Following high growth in the furniture industry in first part of last year, the fourth quarter of 2018 softened, and that slowing has continued through the first half of this year. Combined Furniture and Bedding sales grew only 2.5% in the second quarter versus the same quarter in 2018. Compared to the previous quarter, 2019 Q1, second quarter sales were up 4.8% totaling $27.35 billion.
Furniture (excluding Bedding) in the second quarter increased 2.6% versus the same quarter 2 in 2018 reaching $23.64 billion. Compared to the first quarter of 2019, Furniture sales were up 7.5%.
On the heals of weaker imports, initial estimates indicate Bedding sales in the second quarter increased 1.6% compared to 2018 Q2 but were down 9.7% over the first quarter this year. Sales are projected to be $3.71 billion in Q2.
For the third straight quarter, growth in furniture and bedding industry sales has slowed. Compared to the same quarter of last year, furniture and bedding sales of $27.35 billion reflect an increase of 2.5% over 2019 Q1. Compared to the first quarter of this year sales are up 4.8%.
Furniture (excluding Bedding) increased 2.6% percent in 2019 Q2 versus the same second quarter of 2018 with sales of $23.64 billion. This figure is up 7.5% over last quarter, 2019 Q1.
Last quarter (2019 Q1) Bedding rebounded slightly up 3.1% compared to 2018 Q1. However slowing imports in the second quarter held growth to an early estimate of 1.6% compared to 2018 Q2 and a decline of 9.7% compared to the last quarter, 2019 Q1. Second quarter Bedding sales totaled $3.71 billion.
Industry sales for the first half of 2019 totaled $53.44 billion, an increase of only 2.5% over the same period last year, signaling a slowing of the industry for the third straight quarter.
Source: Impact Consulting Services, Inc. industry model
Overall, personal consumption expenditures have risen 41.6 percent post-recession with the majority of consumer spending – roughly two-thirds – absorbed by services and the amount increases every year. This is the fourth factoid in a series of five factoids detailing consumer spending across all spending categories in 2018.
Housing and Household Expenditures
Since the recession, renter-occupied housing has surged as the fastest growing housing expense – up 86.4 percent since 2007. Both household insurance and owner-occupied housing expenditures have also grown at a fast pace, increasing by 40.8 percent and 47.5 percent respectively. Major household appliances have shown steady growth, while televisions have fallen flat and outpaced by other household spending. Surprisingly, tools and equipment for house and garden have skyrocketed the last few years – jumping 43 percent since 2012.
As Americans are staying put longer, household maintenance spending has grown an average of 4.8 percent a year from 2011 to 2016. 2016 to 2017 saw a dip (-0.8 percent) in housing maintenance but the numbers picked back up last year – growing 3.8 percent. Last year, rents and mortgages both saw a high growth of 4.5 percent and 4.4 percent as supply continues to tighten in many areas. Furniture has shown the most growth over the past year, rising 7 percent after an average yearly increase of 4.6 percent from 2011 to 2016.

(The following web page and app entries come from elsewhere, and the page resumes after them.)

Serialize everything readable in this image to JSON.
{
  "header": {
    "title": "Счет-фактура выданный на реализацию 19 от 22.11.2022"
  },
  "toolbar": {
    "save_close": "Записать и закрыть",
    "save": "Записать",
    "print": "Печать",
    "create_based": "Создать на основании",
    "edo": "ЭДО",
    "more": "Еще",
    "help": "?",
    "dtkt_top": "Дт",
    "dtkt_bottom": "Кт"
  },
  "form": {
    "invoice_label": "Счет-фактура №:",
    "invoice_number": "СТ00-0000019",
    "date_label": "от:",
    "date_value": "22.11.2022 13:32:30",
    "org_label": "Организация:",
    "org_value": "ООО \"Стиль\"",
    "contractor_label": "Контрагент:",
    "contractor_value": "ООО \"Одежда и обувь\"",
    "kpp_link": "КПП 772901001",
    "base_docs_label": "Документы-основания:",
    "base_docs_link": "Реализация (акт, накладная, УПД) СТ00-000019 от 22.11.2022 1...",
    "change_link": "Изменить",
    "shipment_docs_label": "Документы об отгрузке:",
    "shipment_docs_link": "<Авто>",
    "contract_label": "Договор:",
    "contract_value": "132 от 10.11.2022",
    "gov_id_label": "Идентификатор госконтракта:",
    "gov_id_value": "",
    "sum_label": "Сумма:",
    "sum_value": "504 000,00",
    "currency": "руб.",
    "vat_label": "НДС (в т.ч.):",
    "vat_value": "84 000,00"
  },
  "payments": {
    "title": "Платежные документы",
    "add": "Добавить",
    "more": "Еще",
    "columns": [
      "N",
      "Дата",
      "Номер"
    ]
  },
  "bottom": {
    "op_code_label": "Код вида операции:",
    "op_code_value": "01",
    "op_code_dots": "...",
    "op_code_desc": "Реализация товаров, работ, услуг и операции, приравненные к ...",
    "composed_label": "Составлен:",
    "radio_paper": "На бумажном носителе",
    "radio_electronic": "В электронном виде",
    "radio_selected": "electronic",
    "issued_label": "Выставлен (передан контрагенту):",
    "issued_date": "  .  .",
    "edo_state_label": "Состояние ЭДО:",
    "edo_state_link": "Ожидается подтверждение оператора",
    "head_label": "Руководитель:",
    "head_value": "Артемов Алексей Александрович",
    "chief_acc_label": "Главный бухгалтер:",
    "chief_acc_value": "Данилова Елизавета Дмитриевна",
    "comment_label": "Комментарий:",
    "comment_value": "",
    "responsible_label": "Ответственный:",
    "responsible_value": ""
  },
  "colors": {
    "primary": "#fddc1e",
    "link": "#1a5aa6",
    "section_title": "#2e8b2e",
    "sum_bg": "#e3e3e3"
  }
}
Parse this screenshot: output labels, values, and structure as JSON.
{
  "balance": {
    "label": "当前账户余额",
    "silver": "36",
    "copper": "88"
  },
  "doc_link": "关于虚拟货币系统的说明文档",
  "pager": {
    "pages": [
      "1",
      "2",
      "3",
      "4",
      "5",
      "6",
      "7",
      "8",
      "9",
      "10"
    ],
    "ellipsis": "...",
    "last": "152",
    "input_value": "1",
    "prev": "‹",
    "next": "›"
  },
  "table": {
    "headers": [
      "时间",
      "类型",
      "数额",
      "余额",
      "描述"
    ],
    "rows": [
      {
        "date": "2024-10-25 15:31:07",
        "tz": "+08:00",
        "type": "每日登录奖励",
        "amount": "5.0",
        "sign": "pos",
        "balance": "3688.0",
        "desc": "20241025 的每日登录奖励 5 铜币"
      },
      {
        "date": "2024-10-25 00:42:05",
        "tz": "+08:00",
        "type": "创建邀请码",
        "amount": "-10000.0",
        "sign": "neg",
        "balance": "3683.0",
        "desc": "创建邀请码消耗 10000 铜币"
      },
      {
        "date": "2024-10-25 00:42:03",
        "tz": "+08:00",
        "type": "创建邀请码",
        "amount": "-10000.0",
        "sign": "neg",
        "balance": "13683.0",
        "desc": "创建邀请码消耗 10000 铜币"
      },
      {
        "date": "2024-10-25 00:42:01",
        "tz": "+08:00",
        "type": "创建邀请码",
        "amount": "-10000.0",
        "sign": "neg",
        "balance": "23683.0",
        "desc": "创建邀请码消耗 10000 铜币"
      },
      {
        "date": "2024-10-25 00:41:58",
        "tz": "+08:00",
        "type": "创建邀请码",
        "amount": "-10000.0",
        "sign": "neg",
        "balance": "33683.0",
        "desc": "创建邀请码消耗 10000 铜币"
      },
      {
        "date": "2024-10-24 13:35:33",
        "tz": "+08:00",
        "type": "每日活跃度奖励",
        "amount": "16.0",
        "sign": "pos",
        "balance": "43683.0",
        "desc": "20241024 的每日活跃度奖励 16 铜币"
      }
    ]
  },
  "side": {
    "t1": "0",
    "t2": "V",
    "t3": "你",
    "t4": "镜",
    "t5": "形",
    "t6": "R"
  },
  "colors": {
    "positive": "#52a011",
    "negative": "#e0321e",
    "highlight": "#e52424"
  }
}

Source: Personal Consumption Expenditures, Bureau of Labor Statistics